## The problem:
Filter the listing below, keeping every line that holds "अजयसर".

## Data listing:
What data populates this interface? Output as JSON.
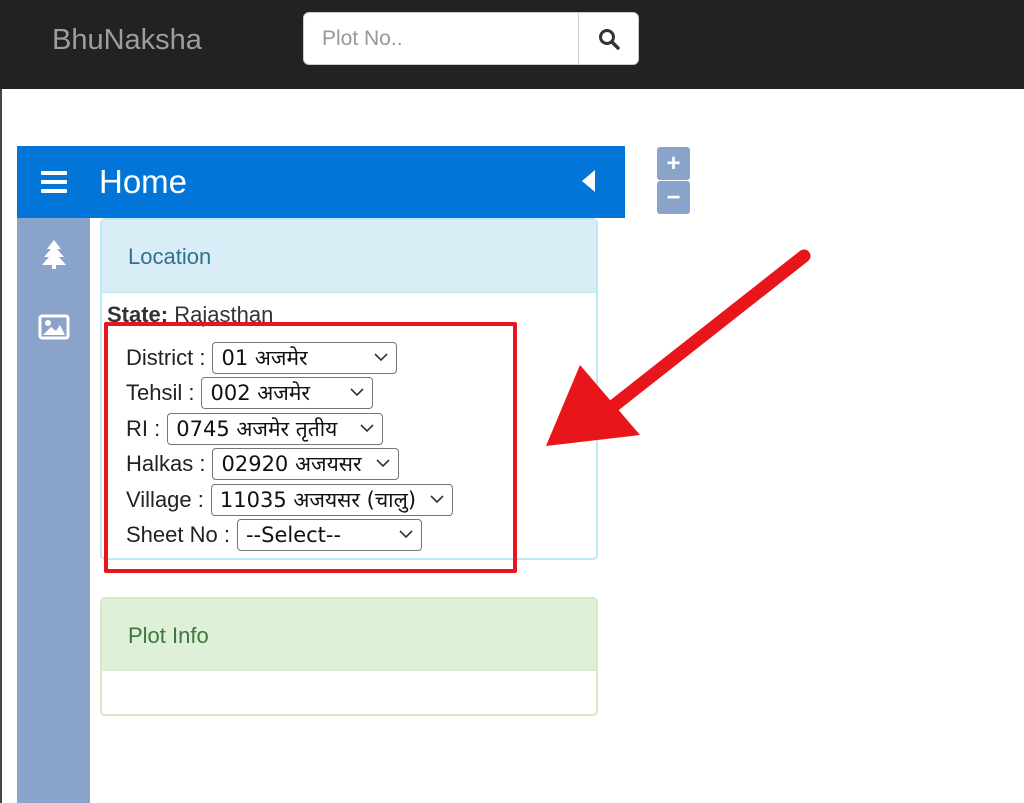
{
  "header": {
    "brand": "BhuNaksha",
    "search_placeholder": "Plot No..",
    "search_icon": "magnifier-icon"
  },
  "panel": {
    "title": "Home",
    "menu_icon": "hamburger-icon",
    "collapse_icon": "caret-left-icon"
  },
  "rail": {
    "icons": [
      "tree-icon",
      "image-icon"
    ]
  },
  "zoom": {
    "in_label": "+",
    "out_label": "−"
  },
  "location": {
    "title": "Location",
    "state_label": "State:",
    "state_value": "Rajasthan",
    "fields": [
      {
        "label": "District :",
        "value": "01 अजमेर"
      },
      {
        "label": "Tehsil :",
        "value": "002 अजमेर"
      },
      {
        "label": "RI :",
        "value": "0745 अजमेर तृतीय"
      },
      {
        "label": "Halkas :",
        "value": "02920 अजयसर"
      },
      {
        "label": "Village :",
        "value": "11035 अजयसर (चालु)"
      },
      {
        "label": "Sheet No :",
        "value": "--Select--"
      }
    ]
  },
  "plot_info": {
    "title": "Plot Info"
  },
  "colors": {
    "topbar": "#222222",
    "header_blue": "#0275d8",
    "rail": "#8aa3cb",
    "annotation_red": "#e8151a"
  }
}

## Answer below:
        "value": "02920 अजयसर"
        "value": "11035 अजयसर (चालु)"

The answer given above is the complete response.